Voller has similar high praise for Parliament’s portfolio committee on trade and industry, to which he reports and which he considers the “best-functioning” committee in Parliament under chairperson Joan Fubbs, who has also held that position since 2009.
It doesn’t hurt that, unlike almost any other government agency, the CIPC is not dependent on either Parliament or its government department for funding; it is self-funding through the fees it levies from companies in its administrative work.
With the money, the support, broad powers and a smoothly functioning organisation behind him, Voller has taken an implacable stance.
What will happen with Myeni and the corporate rules that say she cannot continue at SAA? “The minister [Gigaba] has given an undertaking to correct it,” he said.

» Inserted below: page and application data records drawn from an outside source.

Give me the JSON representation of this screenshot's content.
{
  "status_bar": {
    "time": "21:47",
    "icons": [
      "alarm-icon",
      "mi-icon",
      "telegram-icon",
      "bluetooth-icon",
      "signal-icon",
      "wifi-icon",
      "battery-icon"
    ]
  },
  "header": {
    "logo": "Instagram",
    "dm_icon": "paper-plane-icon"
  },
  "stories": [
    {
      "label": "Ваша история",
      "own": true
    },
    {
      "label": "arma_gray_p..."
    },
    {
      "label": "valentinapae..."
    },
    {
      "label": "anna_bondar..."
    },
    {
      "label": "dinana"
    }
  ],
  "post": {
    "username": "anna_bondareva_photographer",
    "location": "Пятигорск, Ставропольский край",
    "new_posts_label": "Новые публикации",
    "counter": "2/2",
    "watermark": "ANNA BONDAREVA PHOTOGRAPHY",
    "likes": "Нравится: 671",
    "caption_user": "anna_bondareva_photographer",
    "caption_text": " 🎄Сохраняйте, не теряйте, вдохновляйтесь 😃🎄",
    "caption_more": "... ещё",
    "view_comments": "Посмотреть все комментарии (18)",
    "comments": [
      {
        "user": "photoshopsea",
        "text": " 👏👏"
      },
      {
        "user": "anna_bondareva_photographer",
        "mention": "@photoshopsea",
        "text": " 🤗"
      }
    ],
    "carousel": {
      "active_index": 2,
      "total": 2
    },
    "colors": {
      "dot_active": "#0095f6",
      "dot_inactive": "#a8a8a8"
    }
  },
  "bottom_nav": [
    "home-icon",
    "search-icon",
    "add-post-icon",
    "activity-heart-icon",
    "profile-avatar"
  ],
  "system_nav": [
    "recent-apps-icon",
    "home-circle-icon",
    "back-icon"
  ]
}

And if that undertaking is not honoured? “We will continue to its necessary conclusion.”
Big pharma and agriculture in the patents crosshairs
Changes to the Companies Act and the way it is administered turned the Companies and Intellectual Property Commission (CIPC) into a powerful body in 2011. It became responsible for policing adherence to corporate memorandums of incorporation and the behaviour of directors, giving rise to a “compliance notice” system that is civil in every sense of the word — unless there is a continuing failure to comply.
The rule changes also made provision for proactive monitoring, which has been at the root of many of its high-profile actions recently.
“We read newspaper articles …and say: ‘Hey, hang on, there is noncompliance here,’ then we go and investigate,” said CIPC commissioner Rory Voller.
This has led the CIPC to consider a number of matters linked to state capture, even as other government agencies said they required complaints, or solid evidence, before they could act.
Similar changes to the obligations and powers of the CIPC with regard to intellectual property are expected in the near future. Although South Africa’s new policy on intellectual property is still a draft, the CIPC is training 18 patent examiners and will soon be employing 20 more to prepare for the shift to an examining patent system.
Where previously patents in South Africa simply had to be filed and stood until challenged, the new system will make the CIPC responsible for determining whether patents are valid.
The mere suggestion of a move towards such a system in recent years made pharmaceutical companies consider setting up supposedly local grass-roots organisations — in reality run from Washington — to lobby against it, in an incident civil society organisations dubbed Pharmagate. Later, the Mail & Guardian found that several supposedly independent local agricultural organisations had repeated, verbatim, the objections to the new patent system raised by global seed company DuPont Pioneer.
Those two sectors may have been right to be worried. “The important areas will be pharmaceuticals and agriculture,” said Voller on the body’s initial areas of focus for patent examinations.
The CIPC is also the natural home for a national register of the owners of companies. By law, companies must provide their shareholder registers on demand, but in reality shareholders often enjoy effective anonymity. Between antiterrorism and anti-money laundering regulations there is an inevitable need to keep track of ownership, and the CIPC is already in discussions with South Africa’s Financial Intelligence Centre about mechanisms.
“We’re 100% going there,” said Voller. “It’s going to take us a bit of time to do it, but we have people working on it right now.”